→ **Web page and app entries**:
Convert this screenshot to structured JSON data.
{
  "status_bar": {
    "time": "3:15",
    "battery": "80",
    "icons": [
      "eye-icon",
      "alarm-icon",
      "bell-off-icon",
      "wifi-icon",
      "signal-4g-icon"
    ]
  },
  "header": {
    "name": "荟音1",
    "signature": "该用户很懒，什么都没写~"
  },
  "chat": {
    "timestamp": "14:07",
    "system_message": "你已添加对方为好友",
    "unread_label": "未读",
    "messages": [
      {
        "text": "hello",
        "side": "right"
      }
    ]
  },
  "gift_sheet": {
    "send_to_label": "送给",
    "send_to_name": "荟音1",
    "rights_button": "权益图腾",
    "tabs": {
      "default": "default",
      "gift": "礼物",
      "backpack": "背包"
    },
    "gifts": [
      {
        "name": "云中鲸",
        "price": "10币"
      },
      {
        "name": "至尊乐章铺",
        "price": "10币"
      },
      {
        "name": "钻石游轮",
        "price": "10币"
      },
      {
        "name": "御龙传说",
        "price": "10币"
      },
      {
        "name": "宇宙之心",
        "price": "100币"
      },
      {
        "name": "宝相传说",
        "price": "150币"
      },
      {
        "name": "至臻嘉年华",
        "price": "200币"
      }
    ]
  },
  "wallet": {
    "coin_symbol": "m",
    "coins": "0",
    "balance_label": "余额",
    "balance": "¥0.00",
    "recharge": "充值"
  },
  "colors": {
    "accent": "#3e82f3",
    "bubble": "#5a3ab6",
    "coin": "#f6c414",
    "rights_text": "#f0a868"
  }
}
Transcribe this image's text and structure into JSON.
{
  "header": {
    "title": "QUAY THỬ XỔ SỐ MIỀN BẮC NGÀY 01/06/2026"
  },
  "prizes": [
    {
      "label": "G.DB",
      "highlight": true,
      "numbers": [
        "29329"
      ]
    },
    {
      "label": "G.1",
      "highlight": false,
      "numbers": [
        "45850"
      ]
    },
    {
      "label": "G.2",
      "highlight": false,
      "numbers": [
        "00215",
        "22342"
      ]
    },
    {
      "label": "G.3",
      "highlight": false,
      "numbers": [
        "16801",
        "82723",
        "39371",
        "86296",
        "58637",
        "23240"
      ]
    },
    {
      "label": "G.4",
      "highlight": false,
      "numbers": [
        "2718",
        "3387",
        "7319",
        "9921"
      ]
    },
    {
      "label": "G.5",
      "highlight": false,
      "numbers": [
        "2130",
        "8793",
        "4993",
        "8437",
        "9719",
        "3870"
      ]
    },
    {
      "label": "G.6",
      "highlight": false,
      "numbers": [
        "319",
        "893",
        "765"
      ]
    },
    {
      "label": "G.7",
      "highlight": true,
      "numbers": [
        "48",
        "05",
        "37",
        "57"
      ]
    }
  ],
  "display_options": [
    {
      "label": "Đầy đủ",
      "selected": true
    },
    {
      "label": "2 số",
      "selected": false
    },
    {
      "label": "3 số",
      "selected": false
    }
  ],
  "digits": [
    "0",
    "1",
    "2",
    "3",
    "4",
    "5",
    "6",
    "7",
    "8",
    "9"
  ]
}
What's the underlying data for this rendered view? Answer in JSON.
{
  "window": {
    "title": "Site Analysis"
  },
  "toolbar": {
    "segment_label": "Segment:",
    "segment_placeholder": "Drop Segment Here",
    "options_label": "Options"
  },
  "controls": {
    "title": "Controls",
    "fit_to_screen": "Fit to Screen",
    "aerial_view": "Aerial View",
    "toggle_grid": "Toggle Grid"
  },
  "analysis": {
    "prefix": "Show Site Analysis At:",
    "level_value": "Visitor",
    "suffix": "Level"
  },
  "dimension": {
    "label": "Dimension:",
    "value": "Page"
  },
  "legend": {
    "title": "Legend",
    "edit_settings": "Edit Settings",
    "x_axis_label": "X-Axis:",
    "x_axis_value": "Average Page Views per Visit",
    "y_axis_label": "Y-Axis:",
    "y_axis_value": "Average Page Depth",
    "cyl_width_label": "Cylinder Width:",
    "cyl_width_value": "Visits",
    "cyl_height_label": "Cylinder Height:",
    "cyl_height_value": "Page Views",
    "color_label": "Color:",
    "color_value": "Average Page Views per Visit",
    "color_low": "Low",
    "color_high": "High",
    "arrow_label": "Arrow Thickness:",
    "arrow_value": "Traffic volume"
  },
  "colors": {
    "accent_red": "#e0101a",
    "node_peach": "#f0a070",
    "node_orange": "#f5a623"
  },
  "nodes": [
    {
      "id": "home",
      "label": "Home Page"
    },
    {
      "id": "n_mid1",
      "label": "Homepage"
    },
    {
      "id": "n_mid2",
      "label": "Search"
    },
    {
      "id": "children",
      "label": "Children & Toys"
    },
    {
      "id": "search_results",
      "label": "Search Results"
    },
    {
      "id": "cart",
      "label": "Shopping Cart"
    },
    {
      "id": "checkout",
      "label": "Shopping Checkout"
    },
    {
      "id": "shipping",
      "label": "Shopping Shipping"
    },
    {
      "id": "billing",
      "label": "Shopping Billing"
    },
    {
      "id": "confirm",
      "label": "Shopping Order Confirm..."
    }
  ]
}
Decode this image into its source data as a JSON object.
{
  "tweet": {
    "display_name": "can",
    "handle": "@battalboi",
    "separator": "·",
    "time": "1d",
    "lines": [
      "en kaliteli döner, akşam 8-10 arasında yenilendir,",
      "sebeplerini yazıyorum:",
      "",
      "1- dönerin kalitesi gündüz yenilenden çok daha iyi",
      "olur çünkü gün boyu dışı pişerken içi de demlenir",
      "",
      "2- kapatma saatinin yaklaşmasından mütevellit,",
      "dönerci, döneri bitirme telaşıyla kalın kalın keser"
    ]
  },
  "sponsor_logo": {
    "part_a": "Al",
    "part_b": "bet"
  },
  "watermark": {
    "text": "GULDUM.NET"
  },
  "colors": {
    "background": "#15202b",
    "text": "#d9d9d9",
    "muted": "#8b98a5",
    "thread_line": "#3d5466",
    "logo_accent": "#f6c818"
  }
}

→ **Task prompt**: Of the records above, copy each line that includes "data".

→ **Solution to this task**:
Convert this screenshot to structured JSON data.
What's the underlying data for this rendered view? Answer in JSON.
Decode this image into its source data as a JSON object.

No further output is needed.